“It is time for the state to get out in front of this,” one county worker wrote to his colleagues. “Statements to date of minor problems, worker error and requests for patience now sound empty and insulting.”
Up until this point, we had never seen that level of candor from anyone at the county or state level.
Overview grouped all of these messages—spread over weeks of correspondence and multiple email accounts—in one single pile. And thanks to the integration of DocumentCloud, everything I found could be annotated so I could later show my work to editors and readers.
What We Found
Combined with other public statements and interviews from the state, we were able to show in our December story that the N.C. Department of Health and Human Services downplayed widespread technical problems with the new system, frustrating county workers who were all but begging the state to acknowledge the problem.
The bug ended up being a browser compatibility problem with Internet Explorer that took almost two months to fix, and even then the solution was to switch to Google Chrome.
Meanwhile, counties built up a backlog of overdue food stamp cases that totaled almost 70,000—8.5 percent of the families the state serves every month.
It’s possible I could have found those emails the old fashioned way, by sorting through piece by piece until I found something interesting.
But given that I was able to get a good handle on what I had in an afternoon—on my own—I can’t help but think this method of “human-assisted reporting” was far more effective than devoting the time and resources to do everything by hand.
Stories like these are important, and I’m glad services like Overview and DocumentCloud exist to help us tackle them.

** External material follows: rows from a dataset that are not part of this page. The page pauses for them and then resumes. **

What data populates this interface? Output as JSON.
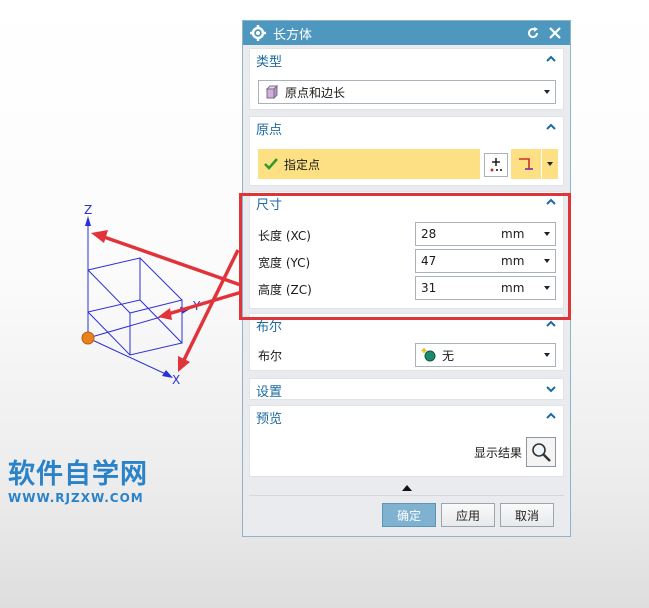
{
  "dialog": {
    "title": "长方体"
  },
  "type_section": {
    "header": "类型",
    "selected": "原点和边长"
  },
  "origin_section": {
    "header": "原点",
    "specify_point": "指定点"
  },
  "dimension_section": {
    "header": "尺寸",
    "fields": [
      {
        "label": "长度 (XC)",
        "value": "28",
        "unit": "mm"
      },
      {
        "label": "宽度 (YC)",
        "value": "47",
        "unit": "mm"
      },
      {
        "label": "高度 (ZC)",
        "value": "31",
        "unit": "mm"
      }
    ]
  },
  "boolean_section": {
    "header": "布尔",
    "label": "布尔",
    "selected": "无"
  },
  "settings_section": {
    "header": "设置"
  },
  "preview_section": {
    "header": "预览",
    "show_result": "显示结果"
  },
  "buttons": {
    "ok": "确定",
    "apply": "应用",
    "cancel": "取消"
  },
  "axes": {
    "x": "X",
    "y": "Y",
    "z": "Z"
  },
  "watermark": {
    "title": "软件自学网",
    "url": "WWW.RJZXW.COM"
  },
  "colors": {
    "accent": "#4e97be",
    "header_text": "#1c6aa0",
    "highlight": "#fde083",
    "annotation_red": "#e0333a",
    "axis_blue": "#2228d8"
  }
}
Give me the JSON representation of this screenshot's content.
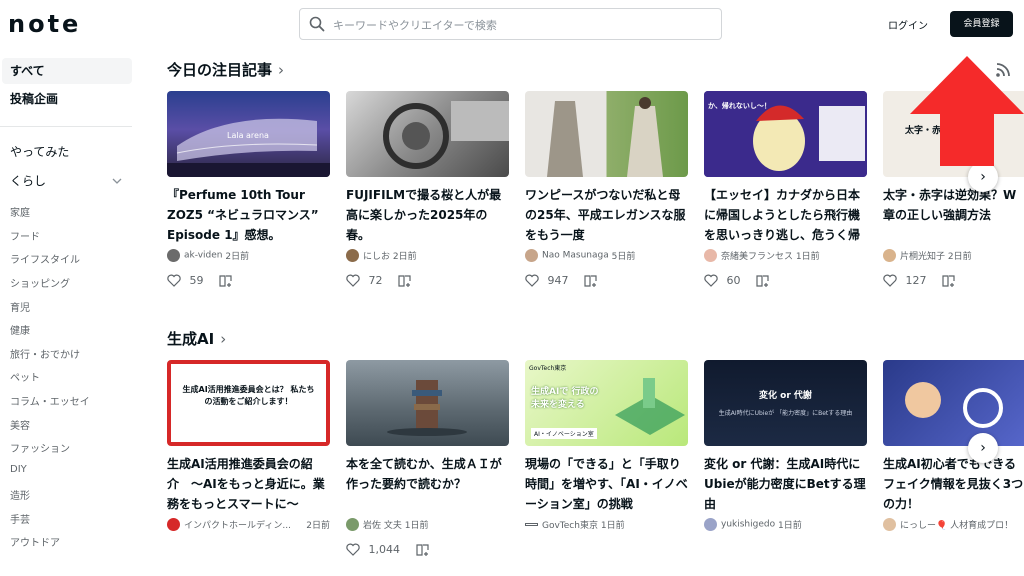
{
  "header": {
    "logo": "note",
    "search_placeholder": "キーワードやクリエイターで検索",
    "login": "ログイン",
    "signup": "会員登録"
  },
  "sidebar": {
    "top": [
      {
        "label": "すべて",
        "active": true
      },
      {
        "label": "投稿企画"
      }
    ],
    "groups": [
      {
        "label": "やってみた"
      },
      {
        "label": "くらし"
      }
    ],
    "subitems": [
      "家庭",
      "フード",
      "ライフスタイル",
      "ショッピング",
      "育児",
      "健康",
      "旅行・おでかけ",
      "ペット",
      "コラム・エッセイ",
      "美容",
      "ファッション",
      "DIY",
      "造形",
      "手芸",
      "アウトドア"
    ]
  },
  "sections": [
    {
      "title": "今日の注目記事",
      "cards": [
        {
          "title": "『Perfume 10th Tour ZOZ5 “ネビュラロマンス” Episode 1』感想。",
          "author": "ak-viden",
          "time": "2日前",
          "likes": "59",
          "thumb_text": "Lala arena"
        },
        {
          "title": "FUJIFILMで撮る桜と人が最高に楽しかった2025年の春。",
          "author": "にしお",
          "time": "2日前",
          "likes": "72",
          "thumb_text": ""
        },
        {
          "title": "ワンピースがつないだ私と母の25年、平成エレガンスな服をもう一度",
          "author": "Nao Masunaga",
          "time": "5日前",
          "likes": "947",
          "thumb_text": ""
        },
        {
          "title": "【エッセイ】カナダから日本に帰国しようとしたら飛行機を思いっきり逃し、危うく帰っ...",
          "author": "奈緒美フランセス",
          "time": "1日前",
          "likes": "60",
          "thumb_text": "か、帰れないし〜！"
        },
        {
          "title": "太字・赤字は逆効果？W章の正しい強調方法",
          "author": "片桐光知子",
          "time": "2日前",
          "likes": "127",
          "thumb_text": "太字・赤 Web文"
        }
      ]
    },
    {
      "title": "生成AI",
      "cards": [
        {
          "title": "生成AI活用推進委員会の紹介　〜AIをもっと身近に。業務をもっとスマートに〜",
          "author": "インパクトホールディン...",
          "time": "2日前",
          "likes": "",
          "thumb_text": "生成AI活用推進委員会とは？ 私たちの活動をご紹介します！"
        },
        {
          "title": "本を全て読むか、生成ＡＩが作った要約で読むか？",
          "author": "岩佐 文夫",
          "time": "1日前",
          "likes": "1,044",
          "thumb_text": ""
        },
        {
          "title": "現場の「できる」と「手取り時間」を増やす、「AI・イノベーション室」の挑戦",
          "author": "GovTech東京",
          "time": "1日前",
          "likes": "",
          "thumb_text": "生成AIで 行政の未来を変える"
        },
        {
          "title": "変化 or 代謝：生成AI時代にUbieが能力密度にBetする理由",
          "author": "yukishigedo",
          "time": "1日前",
          "likes": "",
          "thumb_text": "変化 or 代謝"
        },
        {
          "title": "生成AI初心者でもできるフェイク情報を見抜く3つの力！",
          "author": "にっしー🎈 人材育成プロ！",
          "time": "",
          "likes": "",
          "thumb_text": ""
        }
      ]
    }
  ],
  "labels": {
    "govtech_tag": "GovTech東京",
    "ai_tag": "AI・イノベーション室",
    "ubie_sub": "生成AI時代にUbieが 「能力密度」にBetする理由"
  },
  "colors": {
    "accent_dark": "#08131a",
    "arrow_red": "#f52a2a",
    "border": "#d3d6d9"
  }
}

Tyler is an investigative reporter at The News & Observer in Raleigh, N.C., specializing in data and public records. He also teaches courses on data journalism at the DeWitt Wallace Center for Media & Democracy at Duke University’s Sanford School of Public Policy. In 2017, he completed a Nieman Fellowship at Harvard University. Prior to joining the N&O, Tyler worked as an investigative reporter at WRAL and was the managing editor for the Duke University Reporters’ Lab, a research project aimed at reducing the costs of investigative reporting.